“Anglican” and “Anglicanism” derive from the Latin word for “English.” During the sixteenth-century Protestant Reformation the precedent of a native English Church was used to emphasize the English Reformers’ claim of continuity with the ancient Christian Church and England’s independence from the Bishop of Rome. Though the origins of the modern Anglican Communion lie in the sixteenth-century debates concerning the authority of the Bishop of Rome, there is a strong 2,000 year old tradition regarding the presence of the Christian faith in what is now the United Kingdom. Yet, it was only in the eighteenth to nineteenth centuries that the word “Anglican” began to refer more specifically to a distinct theological position. Thus, by the middle of the nineteenth century the adjective “Anglican” had come to mean not simply “English” or “pertaining to the Church of England,” but “historically descended from the Church of England.” In the words of John Henry Newman, “Anglicanism claimed to hold that the Church of England was nothing else than a continuation in this country… of that one Church of which in old times Athanasius and Augustine were members.” In 1930, the Lambeth Conference (the once-every-ten-year gathering of all Anglican leaders) stated that the word “Anglican” was no longer used in the sense it originally bore (as a local church in England) but was now a reference to an ecclesiastical and doctrinal system, and the Anglican Communion included not only those who were racially connected with England, but included many others whose faith was grounded in the doctrines and ideals for which the Church of England has always stood.
Anglicanism’s special characteristic is its peculiar contribution to the universal Church, arising from the fact that, owing to historic circumstances, Anglicans have been enabled to combine in one fellowship the traditional faith and order of the Catholic (Universal) Church with that immediacy of approach to God through Christ to which the evangelical churches especially bear witness. In the words of former Archbishop of Canterbury Michael Ramsey,
Our church has two aspects… On the one hand we claim to be a church possessing Catholic tradition and continuity from the ancient Church, and our Catholic tradition and continuity includes the belief in the real presence of Christ in the Blessed Sacrament; the order of episcopacy and priesthood, including the power of priestly absolution. We possess various institutions belonging to Catholic Christendom like monastic orders for men and women… Our Anglican tradition has another aspect as well. We are a church which has been through the Reformation, and values many experiences derived from the Reformation, for instance the open Bible: great importance is attached to the authority of the Holy Scriptures, and to personal conviction and conversion through the work of the Holy Spirit.

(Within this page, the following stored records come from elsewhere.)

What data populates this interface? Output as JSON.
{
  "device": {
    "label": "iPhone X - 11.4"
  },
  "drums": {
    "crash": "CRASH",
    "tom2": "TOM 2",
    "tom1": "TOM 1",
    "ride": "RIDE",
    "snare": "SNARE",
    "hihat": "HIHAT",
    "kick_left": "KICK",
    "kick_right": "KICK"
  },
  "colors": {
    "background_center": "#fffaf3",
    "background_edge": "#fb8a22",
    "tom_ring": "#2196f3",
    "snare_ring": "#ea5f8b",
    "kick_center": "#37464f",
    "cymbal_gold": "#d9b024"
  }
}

Today there are an estimated 80 million Anglicans belonging to a number of provinces and “local” churches, such as the Anglican Church in North America. Anglicans observe an episcopal structure of church government comprised of bishops (the pastors to the pastors), priests (pastors) and deacons (servers). Anglicans worship according to the Book of Common Prayer and subscribe to the Apostle’s, Nicene and Athanasian creeds along with the sixteenth-century “Thirty-Nine Articles of Religion.”